From Oxford Street, Marketplace's Stephen Beard reports.
Stephen Beard: It's four o'clock on a weekday afternoon and the sidewalk here is packed with hundreds of pedestrians. But, says Jace Tyrrell of the New West End Company, take a closer look at the heaving mass and you see two quite distinct kinds of people. First, there are the dawdlers.
Jace Tyrrell: Those who want to go slow, that want to look at the windows, come in and out of the shops, have more of a leisurely experience, probably more like the tourists that come here.
But they tend to get in the way of the second type of pedestrian.
Tyrrell: Perhaps those that live in London, work in London particularly in the West End. Know where they're going, with intent, often with purpose. They want to be fast, moving quickly.
The obvious solution, says Jayce, is to paint a line down the middle of the sidewalk dividing in two -- with a slow lane next to the shop windows and a fast lane next to the road.

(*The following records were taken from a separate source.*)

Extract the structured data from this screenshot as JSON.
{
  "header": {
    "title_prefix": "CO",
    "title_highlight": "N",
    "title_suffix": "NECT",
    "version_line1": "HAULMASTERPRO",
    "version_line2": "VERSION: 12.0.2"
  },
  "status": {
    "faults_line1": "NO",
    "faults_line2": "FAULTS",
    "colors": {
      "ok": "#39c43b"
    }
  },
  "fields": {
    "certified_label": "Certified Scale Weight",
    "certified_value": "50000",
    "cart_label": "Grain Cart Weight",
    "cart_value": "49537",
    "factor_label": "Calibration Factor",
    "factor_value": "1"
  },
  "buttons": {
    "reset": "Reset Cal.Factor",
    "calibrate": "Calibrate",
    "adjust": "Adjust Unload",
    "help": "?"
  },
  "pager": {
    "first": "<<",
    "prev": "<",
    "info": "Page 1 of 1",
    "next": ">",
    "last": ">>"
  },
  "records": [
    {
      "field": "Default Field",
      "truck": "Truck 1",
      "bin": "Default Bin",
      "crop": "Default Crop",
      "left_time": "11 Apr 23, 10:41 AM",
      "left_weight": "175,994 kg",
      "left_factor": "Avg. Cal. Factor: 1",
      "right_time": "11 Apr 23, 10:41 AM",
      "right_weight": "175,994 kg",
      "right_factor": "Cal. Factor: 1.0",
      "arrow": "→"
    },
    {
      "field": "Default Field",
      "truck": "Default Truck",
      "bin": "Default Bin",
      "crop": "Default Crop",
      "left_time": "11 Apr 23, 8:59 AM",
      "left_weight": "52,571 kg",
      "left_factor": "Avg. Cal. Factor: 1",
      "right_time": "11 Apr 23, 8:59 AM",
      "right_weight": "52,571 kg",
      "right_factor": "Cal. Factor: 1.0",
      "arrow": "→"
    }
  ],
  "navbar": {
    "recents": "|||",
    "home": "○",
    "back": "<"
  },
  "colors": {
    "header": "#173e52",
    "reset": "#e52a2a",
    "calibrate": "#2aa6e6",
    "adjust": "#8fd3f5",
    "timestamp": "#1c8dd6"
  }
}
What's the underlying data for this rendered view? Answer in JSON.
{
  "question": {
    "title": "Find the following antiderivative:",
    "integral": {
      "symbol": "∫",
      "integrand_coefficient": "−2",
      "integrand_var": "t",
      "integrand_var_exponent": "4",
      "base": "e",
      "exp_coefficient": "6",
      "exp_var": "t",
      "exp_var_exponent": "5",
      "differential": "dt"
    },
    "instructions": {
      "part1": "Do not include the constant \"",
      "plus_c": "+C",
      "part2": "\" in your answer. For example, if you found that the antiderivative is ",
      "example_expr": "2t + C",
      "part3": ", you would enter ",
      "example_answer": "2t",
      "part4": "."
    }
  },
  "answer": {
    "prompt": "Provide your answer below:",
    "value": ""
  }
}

Many pedestrians seem to approve.
Woman: Yes, I should think it's probably quite a good idea, because there is so much pedestrian traffic along here now.
Man: Everybody's bumping into each other. I mean, I stand here and I get umbrellas in my face. I get everything, 'cos I'm forever bumping into people or people bumping into me. So yeah, I think it's a good idea.
But enthusiasm for the plan tends to falter when it comes to enforcement. One idea is for the street to be patrolled by wardens with on-the-spot fines for dawdlers who stray into the fast lane and fail to reach the minimum speed of three miles an hour. That has provoked the ire of one of Britain's most venerable lobby groups.
Tony Armstrong: Well, we're the national charity in the U.K. that campaigns for the rights of pedestrians.
Including the inalienable right to walk on any part of the sidewalk at whatever speed you choose. Tony Armstrong of the Pedestrian Society -- recently renamed Living Streets -- takes a dim view of the two-speed approach.
Armstrong: Crazy. This solution, making a freeway for pedestrians, is just really a crazy idea. Because it's unenforceable. And it really doesn't address the problem we have on the street.
And the root problem, according to the Pedestrian Lobby, is not the dawdlers or the speed walkers -- it's the road traffic. It's calling for a total ban on vehicles on Oxford Street.
In London, this is Stephen Beard for Marketplace.